Pirate Joe's, the Vancouver-based retailer known for reselling products from American chain Trader Joe's, abruptly shut its doors on Thursday, citing a costly legal battle with the large corporation.
For over five years Pirate Joe's owner Michael Hallatt has been operating what he described as a "David vs. Goliath" operation to bring beloved Trader Joe's products to Canada.
His operation involved conducting clandestine bulk shopping trips to Trader Joe's locations in Seattle, then bringing them over the border to resell them in his Vancouver store.
In 2013 Trader Joe's filed a lawsuit against Hallatt for trademark infringement and false advertising, a move he says ultimately shut his store down.
"When you have your supplier as an adversary and a litigant it sort of adds another layer of difficulty and uncertainty," he told CBC As It Happens host Carol Off.
Hallatt also cited the high U.S. dollar as a factor impacting his business.
"It's really hard to run a business like this with the U.S. dollar running away on us," he said.
Hallat was known for his tongue-in-cheek humour and unique social media presence. At one point he dropped the "P" from his store's signage, leaving it at the "irate joe's" in protest of the lawsuit.
The abrupt announcement of his business's closure was no exception.
"We are sad that it had to come to this, but hey, at least we had some fun while we were at it right?!" he wrote in an Facebook post.
'Pirate seeks pirate'
Despite the legal battle, Hallatt said he maintained a pleasant relationship with Trader Joe's, characterizing his interactions with the corporation as "cordial and adverserial."
Hallatt says he would often be recognized on his shopping trips and would be asked to leave the store, prompting him to don a variety of disguises and eventually, hire help.
He said he would post job ads on Craigslist with descriptions like "pirate seeks pirate — unauthorized undercover international grocery smuggling operation needs help."
Hallatt said the genius of Trader Joe's is the corporation's unique ability to come up with products that everybody wants before they even know it.
He cited the example of a product called the "everything bagel spice" that's designed to give any food item the unmistakable garlicky taste of an all-garnished bagel.
"Their stuff just flies off the shelves.
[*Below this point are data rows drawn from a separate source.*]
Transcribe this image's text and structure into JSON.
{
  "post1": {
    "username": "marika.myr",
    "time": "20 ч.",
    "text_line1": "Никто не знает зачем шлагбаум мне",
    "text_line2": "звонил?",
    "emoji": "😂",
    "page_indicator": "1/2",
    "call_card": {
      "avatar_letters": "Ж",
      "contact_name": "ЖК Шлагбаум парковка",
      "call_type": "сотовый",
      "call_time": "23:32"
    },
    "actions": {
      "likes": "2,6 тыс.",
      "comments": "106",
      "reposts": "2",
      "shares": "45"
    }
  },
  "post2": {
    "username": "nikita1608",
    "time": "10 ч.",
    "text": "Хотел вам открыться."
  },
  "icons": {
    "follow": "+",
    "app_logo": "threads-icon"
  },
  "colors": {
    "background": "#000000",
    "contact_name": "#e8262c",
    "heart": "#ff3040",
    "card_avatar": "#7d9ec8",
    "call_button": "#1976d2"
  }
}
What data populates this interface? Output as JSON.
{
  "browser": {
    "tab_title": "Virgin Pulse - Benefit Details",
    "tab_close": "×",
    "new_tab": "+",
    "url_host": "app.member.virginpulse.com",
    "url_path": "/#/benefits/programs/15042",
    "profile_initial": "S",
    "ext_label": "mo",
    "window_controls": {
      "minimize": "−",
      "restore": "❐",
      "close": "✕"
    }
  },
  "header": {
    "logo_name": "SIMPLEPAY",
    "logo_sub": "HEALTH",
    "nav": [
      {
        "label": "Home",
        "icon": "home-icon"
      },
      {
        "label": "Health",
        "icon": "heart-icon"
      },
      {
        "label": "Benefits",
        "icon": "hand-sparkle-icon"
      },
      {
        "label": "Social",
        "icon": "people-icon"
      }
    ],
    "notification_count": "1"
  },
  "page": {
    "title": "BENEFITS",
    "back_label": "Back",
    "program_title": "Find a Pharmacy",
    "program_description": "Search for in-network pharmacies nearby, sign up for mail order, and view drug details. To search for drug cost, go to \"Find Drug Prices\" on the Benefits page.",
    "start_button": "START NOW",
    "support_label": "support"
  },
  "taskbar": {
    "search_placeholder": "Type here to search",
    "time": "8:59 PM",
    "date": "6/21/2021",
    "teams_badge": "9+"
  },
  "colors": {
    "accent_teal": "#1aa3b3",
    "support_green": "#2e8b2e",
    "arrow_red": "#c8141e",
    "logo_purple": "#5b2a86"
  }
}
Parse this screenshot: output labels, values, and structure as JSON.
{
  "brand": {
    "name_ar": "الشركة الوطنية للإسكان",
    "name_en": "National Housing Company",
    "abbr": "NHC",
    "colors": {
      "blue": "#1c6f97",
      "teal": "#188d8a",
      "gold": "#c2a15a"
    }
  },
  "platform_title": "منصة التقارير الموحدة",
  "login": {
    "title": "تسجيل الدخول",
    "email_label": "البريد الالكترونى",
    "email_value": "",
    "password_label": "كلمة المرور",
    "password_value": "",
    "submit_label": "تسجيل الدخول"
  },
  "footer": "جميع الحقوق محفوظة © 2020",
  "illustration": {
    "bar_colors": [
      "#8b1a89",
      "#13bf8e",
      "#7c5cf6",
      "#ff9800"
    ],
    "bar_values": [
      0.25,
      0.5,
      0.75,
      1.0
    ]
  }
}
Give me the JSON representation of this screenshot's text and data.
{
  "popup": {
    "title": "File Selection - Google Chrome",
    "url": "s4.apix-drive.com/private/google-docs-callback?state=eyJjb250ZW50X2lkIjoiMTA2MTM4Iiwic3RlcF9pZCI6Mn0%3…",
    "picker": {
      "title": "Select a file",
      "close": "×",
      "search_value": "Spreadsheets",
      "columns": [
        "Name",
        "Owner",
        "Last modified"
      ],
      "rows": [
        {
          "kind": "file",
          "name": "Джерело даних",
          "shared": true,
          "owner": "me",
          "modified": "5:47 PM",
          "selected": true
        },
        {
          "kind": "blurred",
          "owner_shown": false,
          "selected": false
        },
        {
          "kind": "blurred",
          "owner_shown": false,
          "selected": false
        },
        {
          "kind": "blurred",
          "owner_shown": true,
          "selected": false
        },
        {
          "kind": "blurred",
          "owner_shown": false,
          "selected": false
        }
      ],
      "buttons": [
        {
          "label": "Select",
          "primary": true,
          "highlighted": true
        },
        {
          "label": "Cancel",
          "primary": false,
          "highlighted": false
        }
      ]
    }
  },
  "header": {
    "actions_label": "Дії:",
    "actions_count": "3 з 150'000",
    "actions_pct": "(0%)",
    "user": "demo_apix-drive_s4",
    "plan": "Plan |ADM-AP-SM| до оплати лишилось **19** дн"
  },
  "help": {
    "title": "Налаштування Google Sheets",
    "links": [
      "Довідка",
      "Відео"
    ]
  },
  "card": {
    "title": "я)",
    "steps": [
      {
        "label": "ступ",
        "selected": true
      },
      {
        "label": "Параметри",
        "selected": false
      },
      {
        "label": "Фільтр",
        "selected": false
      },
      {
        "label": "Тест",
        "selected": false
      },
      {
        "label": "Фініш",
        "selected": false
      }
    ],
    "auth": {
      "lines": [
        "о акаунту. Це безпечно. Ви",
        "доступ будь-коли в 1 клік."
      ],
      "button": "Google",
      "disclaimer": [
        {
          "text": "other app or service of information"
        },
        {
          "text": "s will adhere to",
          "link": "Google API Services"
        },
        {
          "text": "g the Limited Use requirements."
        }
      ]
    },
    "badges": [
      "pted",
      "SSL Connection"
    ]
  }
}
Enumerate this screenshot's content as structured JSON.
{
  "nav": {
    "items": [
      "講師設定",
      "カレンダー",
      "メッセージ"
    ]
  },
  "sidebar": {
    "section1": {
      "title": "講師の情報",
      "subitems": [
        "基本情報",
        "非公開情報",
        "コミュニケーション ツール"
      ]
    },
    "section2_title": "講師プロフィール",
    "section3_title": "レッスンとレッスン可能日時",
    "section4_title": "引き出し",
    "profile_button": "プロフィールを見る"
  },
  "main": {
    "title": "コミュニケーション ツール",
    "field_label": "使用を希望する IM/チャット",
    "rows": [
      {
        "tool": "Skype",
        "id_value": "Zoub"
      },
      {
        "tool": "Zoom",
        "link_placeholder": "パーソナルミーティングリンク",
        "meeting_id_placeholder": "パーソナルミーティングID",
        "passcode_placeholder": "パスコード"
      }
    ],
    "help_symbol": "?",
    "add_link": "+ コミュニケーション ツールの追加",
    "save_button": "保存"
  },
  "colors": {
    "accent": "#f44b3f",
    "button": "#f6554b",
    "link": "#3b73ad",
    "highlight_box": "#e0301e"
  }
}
I don't know how they come up with it. I won't even have heard of it yet and I'm already was already getting phone calls about the stuff," he said.
"Someone will come in from across town and say do you have the gluten-free buttermilk pancake mix?"
Hallat said his customer's passion for the products inspired him to keep up his grueling travel schedule, but that with no end to the legal battle in sight, he ultimately decided it was time to close his doors.
"The customers and their enthusiasm for what I was doing up here has been fuelling my passion, but at the same time you have to have some rationale for it and the legal hurdles I needed to climb were just really hard and high," he said.
With files from CBC's As It Happens